February 10 – Apple is reportedly working with Taiwan Semiconductor Manufacturing Company (TSMC) to develop micro OLED displays for its forthcoming augmented reality (AR) device. The two corporations are refining the component at the iPhone maker’s lab in Taoyuan, Taiwan.
The project is still in the trial phase, and the next-generation displays will not be mass production ready for several years. The models being worked on are less than 1-inch in size.
The Big Tech giant is also testing a new screen solution for its laptop, smartwatch, and tablet products using microLED technology.
Apple-TSMC Micro OLED Collaboration Details
Apple enlisted TSMC to help build its micro OLEDs because of the latter’s experience manufacturing complex, ultra-small electronics at scale.
As opposed to older technologies, micro OLEDs do not utilize glass substrates like LCD-based screens. Instead, the technology requires that the displays be built directly on the chip wafer. That unconventional fabrication technique allows for maximum energy utilization and greater thinness. Those attributes are crucial to developing an AR product with broad appeal because they allow for a device size.
Apple knows its smart glasses product will need to be lightweight to bring in iPhone level sales. Consumers will not flock to a product so bulky it becomes uncomfortable to wear for long periods. At the same time, the offering must offer exceptional visuals and decent battery life to live up to the standards set by the corporation’s past releases.
A recent Bloomberg article revealed the manufacturer is focused on making its wearables as easy to use as possible. The firm’s current virtual reality (VR) headset design features a fabric exterior to reduce its mass. Provided Apple and TSMC can make a cost-effective micro OLED display, it could be the breakthrough that mainstreams connected headgear.
Why Apple is Developing New Displays In-House
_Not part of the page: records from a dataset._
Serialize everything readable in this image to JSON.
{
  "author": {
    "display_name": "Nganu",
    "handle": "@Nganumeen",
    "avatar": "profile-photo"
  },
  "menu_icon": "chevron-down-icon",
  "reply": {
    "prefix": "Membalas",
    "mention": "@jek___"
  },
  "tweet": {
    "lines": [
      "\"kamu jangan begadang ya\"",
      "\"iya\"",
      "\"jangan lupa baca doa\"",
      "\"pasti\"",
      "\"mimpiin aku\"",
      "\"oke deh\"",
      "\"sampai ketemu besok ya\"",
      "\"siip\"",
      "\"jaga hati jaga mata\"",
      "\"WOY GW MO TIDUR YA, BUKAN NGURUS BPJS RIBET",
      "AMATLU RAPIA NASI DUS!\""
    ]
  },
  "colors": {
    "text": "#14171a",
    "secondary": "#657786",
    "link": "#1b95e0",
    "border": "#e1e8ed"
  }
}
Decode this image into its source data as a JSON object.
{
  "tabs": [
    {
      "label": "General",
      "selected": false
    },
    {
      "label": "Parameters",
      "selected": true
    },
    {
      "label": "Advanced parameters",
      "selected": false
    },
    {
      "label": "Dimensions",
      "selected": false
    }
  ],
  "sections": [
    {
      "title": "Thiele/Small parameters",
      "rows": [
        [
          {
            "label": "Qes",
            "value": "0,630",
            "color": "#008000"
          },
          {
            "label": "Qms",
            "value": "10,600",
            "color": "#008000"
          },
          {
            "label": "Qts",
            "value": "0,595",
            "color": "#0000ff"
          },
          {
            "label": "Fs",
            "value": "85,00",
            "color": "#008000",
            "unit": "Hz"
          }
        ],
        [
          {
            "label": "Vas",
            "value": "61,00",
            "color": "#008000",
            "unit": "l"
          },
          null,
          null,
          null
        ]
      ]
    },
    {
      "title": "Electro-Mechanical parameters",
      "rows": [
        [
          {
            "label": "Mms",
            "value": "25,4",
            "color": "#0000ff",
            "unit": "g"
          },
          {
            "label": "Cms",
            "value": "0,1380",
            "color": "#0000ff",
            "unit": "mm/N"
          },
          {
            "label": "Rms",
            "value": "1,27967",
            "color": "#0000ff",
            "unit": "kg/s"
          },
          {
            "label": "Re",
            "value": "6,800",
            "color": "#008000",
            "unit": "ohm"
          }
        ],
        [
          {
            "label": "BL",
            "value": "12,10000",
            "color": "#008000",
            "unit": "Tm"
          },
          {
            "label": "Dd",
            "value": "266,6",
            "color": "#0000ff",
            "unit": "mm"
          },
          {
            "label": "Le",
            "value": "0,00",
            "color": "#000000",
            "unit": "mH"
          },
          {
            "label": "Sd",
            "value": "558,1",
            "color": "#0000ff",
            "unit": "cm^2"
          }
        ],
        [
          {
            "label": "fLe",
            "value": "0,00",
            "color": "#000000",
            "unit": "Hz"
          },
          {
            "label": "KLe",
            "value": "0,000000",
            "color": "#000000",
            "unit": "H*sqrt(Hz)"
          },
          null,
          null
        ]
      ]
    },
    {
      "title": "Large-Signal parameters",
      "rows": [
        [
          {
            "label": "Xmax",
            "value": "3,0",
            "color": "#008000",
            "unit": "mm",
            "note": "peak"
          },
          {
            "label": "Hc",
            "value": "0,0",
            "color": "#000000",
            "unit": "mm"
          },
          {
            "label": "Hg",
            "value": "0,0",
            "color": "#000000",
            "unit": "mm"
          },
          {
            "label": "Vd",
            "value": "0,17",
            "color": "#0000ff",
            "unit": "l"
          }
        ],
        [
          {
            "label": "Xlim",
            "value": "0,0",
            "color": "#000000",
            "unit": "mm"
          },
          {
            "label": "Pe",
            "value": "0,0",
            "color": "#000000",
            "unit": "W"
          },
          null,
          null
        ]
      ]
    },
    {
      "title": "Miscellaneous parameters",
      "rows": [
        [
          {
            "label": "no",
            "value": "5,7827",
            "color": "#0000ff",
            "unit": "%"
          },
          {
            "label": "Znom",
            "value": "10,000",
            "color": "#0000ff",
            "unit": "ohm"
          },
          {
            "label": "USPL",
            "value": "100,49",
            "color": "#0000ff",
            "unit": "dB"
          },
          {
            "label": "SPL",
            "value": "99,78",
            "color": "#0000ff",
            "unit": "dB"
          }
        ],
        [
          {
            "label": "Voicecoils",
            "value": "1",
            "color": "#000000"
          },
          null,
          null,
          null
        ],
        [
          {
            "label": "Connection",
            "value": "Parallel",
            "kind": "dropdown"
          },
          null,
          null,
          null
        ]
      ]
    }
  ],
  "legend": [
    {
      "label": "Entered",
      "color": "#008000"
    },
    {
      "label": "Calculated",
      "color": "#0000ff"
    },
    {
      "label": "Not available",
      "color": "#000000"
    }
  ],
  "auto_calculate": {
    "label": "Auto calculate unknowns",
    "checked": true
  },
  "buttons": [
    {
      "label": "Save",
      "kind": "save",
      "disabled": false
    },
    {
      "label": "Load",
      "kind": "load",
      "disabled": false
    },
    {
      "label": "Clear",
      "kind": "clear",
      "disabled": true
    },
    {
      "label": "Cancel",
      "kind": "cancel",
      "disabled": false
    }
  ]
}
On its face, Apple’s decision to develop micro OLEDs and microLEDs in-house is surprising. At present, the corporation works with companies like Corning and Samsung to make its device displays. But it has long had an interest in reducing its supplier count to better control its development process and save money.
In the early 2010s, Apple began making its own handset processors, which enabled it to align its software and hardware designs. That engineering unity let the firm create iPhones with best-in-class computational abilities and impressive power consumption rates.
Last year, the corporation announced it would craft all of its computer system-on-chips (SoC) with TSMC handling fabrication going forward. Upon release, its new M1 chipset powered devices offered outstanding performance and battery life that blew away its older offerings. Previously, it depended on Intel to make the processors for its laptops and desktops.
The iPhone 12’s second most expensive third-party component is rumored to be its OLED panel. Apple can cut down on those costs by overseeing the development and production of its AR and other consumer electronics displays. Similarly, it could potentially avoid some of the part shortages that impacted the launch of its latest handsets.
It is also worth noting that Apple is working on a new modem design for its mobile devices. The corporation laid the groundwork for the project in 2019 when it snapped up Intel’s handset data transmission assets. If that initiative bears fruit, it will be able to stop purchasing its most expensive outsourced iPhone component, its Qualcomm modems.
Given its $2.27 trillion market value, Apple has the resources to make all of its electronic parts in-house. Its recent development moves indicate that the manufacturing model is on its long-term roadmap.